Data extracts:
--------

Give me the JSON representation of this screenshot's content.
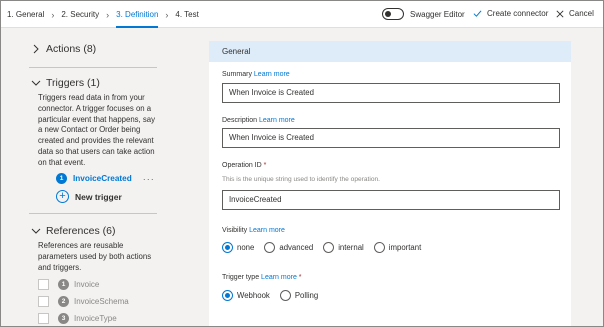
{
  "wizard": {
    "steps": [
      {
        "label": "1. General"
      },
      {
        "label": "2. Security"
      },
      {
        "label": "3. Definition"
      },
      {
        "label": "4. Test"
      }
    ],
    "active_step": 2
  },
  "toolbar": {
    "swagger_label": "Swagger Editor",
    "create_label": "Create connector",
    "cancel_label": "Cancel"
  },
  "left": {
    "actions": {
      "title": "Actions (8)"
    },
    "triggers": {
      "title": "Triggers (1)",
      "description": "Triggers read data in from your connector. A trigger focuses on a particular event that happens, say a new Contact or Order being created and provides the relevant data so that users can take action on that event.",
      "items": [
        {
          "num": "1",
          "name": "InvoiceCreated",
          "menu": "···"
        }
      ],
      "new_label": "New trigger"
    },
    "references": {
      "title": "References (6)",
      "description": "References are reusable parameters used by both actions and triggers.",
      "items": [
        {
          "num": "1",
          "name": "Invoice"
        },
        {
          "num": "2",
          "name": "InvoiceSchema"
        },
        {
          "num": "3",
          "name": "InvoiceType"
        }
      ]
    }
  },
  "form": {
    "section_title": "General",
    "summary": {
      "label": "Summary",
      "link": "Learn more",
      "value": "When Invoice is Created"
    },
    "description": {
      "label": "Description",
      "link": "Learn more",
      "value": "When Invoice is Created"
    },
    "operation_id": {
      "label": "Operation ID",
      "required": "*",
      "hint": "This is the unique string used to identify the operation.",
      "value": "InvoiceCreated"
    },
    "visibility": {
      "label": "Visibility",
      "link": "Learn more",
      "options": [
        "none",
        "advanced",
        "internal",
        "important"
      ],
      "selected": "none"
    },
    "trigger_type": {
      "label": "Trigger type",
      "link": "Learn more",
      "required": "*",
      "options": [
        "Webhook",
        "Polling"
      ],
      "selected": "Webhook"
    }
  },
  "colors": {
    "accent": "#0078d4",
    "header_band": "#deecf9",
    "background": "#f3f2f1"
  }
}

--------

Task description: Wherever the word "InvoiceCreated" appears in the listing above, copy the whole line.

Response for this exercise:
          "name": "InvoiceCreated",
      "value": "InvoiceCreated"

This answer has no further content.